__Your objective__
Each entry below should be restated word for word, without any picture it contains.

[Items from an interface collection]
****************
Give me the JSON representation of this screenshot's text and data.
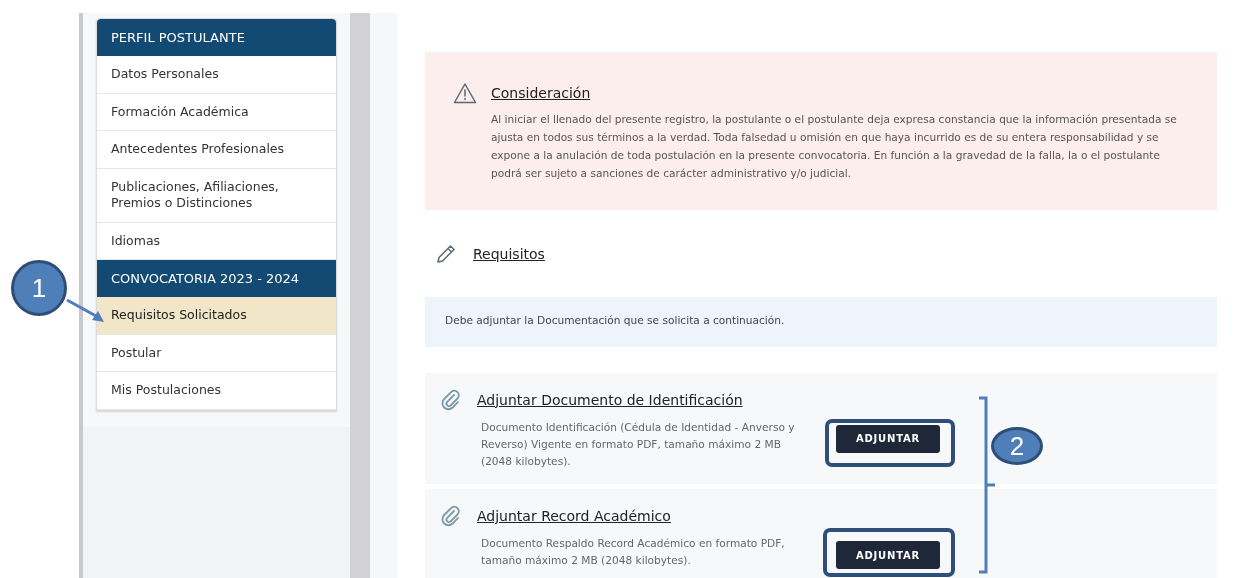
{
  "sidebar": {
    "items": [
      {
        "kind": "header",
        "label": "PERFIL POSTULANTE"
      },
      {
        "kind": "item",
        "label": "Datos Personales",
        "selected": false
      },
      {
        "kind": "item",
        "label": "Formación Académica",
        "selected": false
      },
      {
        "kind": "item",
        "label": "Antecedentes Profesionales",
        "selected": false
      },
      {
        "kind": "item",
        "label": "Publicaciones, Afiliaciones, Premios o Distinciones",
        "selected": false
      },
      {
        "kind": "item",
        "label": "Idiomas",
        "selected": false
      },
      {
        "kind": "header",
        "label": "CONVOCATORIA 2023 - 2024"
      },
      {
        "kind": "item",
        "label": "Requisitos Solicitados",
        "selected": true
      },
      {
        "kind": "item",
        "label": "Postular",
        "selected": false
      },
      {
        "kind": "item",
        "label": "Mis Postulaciones",
        "selected": false
      }
    ]
  },
  "notice": {
    "title": "Consideración",
    "text": "Al iniciar el llenado del presente registro, la postulante o el postulante deja expresa constancia que la información presentada se ajusta en todos sus términos a la verdad. Toda falsedad u omisión en que haya incurrido es de su entera responsabilidad y se expone a la anulación de toda postulación en la presente convocatoria. En función a la gravedad de la falla, la o el postulante podrá ser sujeto a sanciones de carácter administrativo y/o judicial."
  },
  "requirements": {
    "title": "Requisitos",
    "info": "Debe adjuntar la Documentación que se solicita a continuación.",
    "attachments": [
      {
        "title": "Adjuntar Documento de Identificación",
        "description": "Documento Identificación (Cédula de Identidad - Anverso y Reverso) Vigente en formato PDF, tamaño máximo 2 MB (2048 kilobytes).",
        "button": "ADJUNTAR"
      },
      {
        "title": "Adjuntar Record Académico",
        "description": "Documento Respaldo Record Académico en formato PDF, tamaño máximo 2 MB (2048 kilobytes).",
        "button": "ADJUNTAR"
      }
    ]
  },
  "annotations": [
    "1",
    "2"
  ]
}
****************
__Written response__
Give me the JSON representation of this screenshot's text and data.
{
  "sidebar": {
    "items": [
      {
        "kind": "header",
        "label": "PERFIL POSTULANTE"
      },
      {
        "kind": "item",
        "label": "Datos Personales",
        "selected": false
      },
      {
        "kind": "item",
        "label": "Formación Académica",
        "selected": false
      },
      {
        "kind": "item",
        "label": "Antecedentes Profesionales",
        "selected": false
      },
      {
        "kind": "item",
        "label": "Publicaciones, Afiliaciones, Premios o Distinciones",
        "selected": false
      },
      {
        "kind": "item",
        "label": "Idiomas",
        "selected": false
      },
      {
        "kind": "header",
        "label": "CONVOCATORIA 2023 - 2024"
      },
      {
        "kind": "item",
        "label": "Requisitos Solicitados",
        "selected": true
      },
      {
        "kind": "item",
        "label": "Postular",
        "selected": false
      },
      {
        "kind": "item",
        "label": "Mis Postulaciones",
        "selected": false
      }
    ]
  },
  "notice": {
    "title": "Consideración",
    "text": "Al iniciar el llenado del presente registro, la postulante o el postulante deja expresa constancia que la información presentada se ajusta en todos sus términos a la verdad. Toda falsedad u omisión en que haya incurrido es de su entera responsabilidad y se expone a la anulación de toda postulación en la presente convocatoria. En función a la gravedad de la falla, la o el postulante podrá ser sujeto a sanciones de carácter administrativo y/o judicial."
  },
  "requirements": {
    "title": "Requisitos",
    "info": "Debe adjuntar la Documentación que se solicita a continuación.",
    "attachments": [
      {
        "title": "Adjuntar Documento de Identificación",
        "description": "Documento Identificación (Cédula de Identidad - Anverso y Reverso) Vigente en formato PDF, tamaño máximo 2 MB (2048 kilobytes).",
        "button": "ADJUNTAR"
      },
      {
        "title": "Adjuntar Record Académico",
        "description": "Documento Respaldo Record Académico en formato PDF, tamaño máximo 2 MB (2048 kilobytes).",
        "button": "ADJUNTAR"
      }
    ]
  },
  "annotations": [
    "1",
    "2"
  ]
}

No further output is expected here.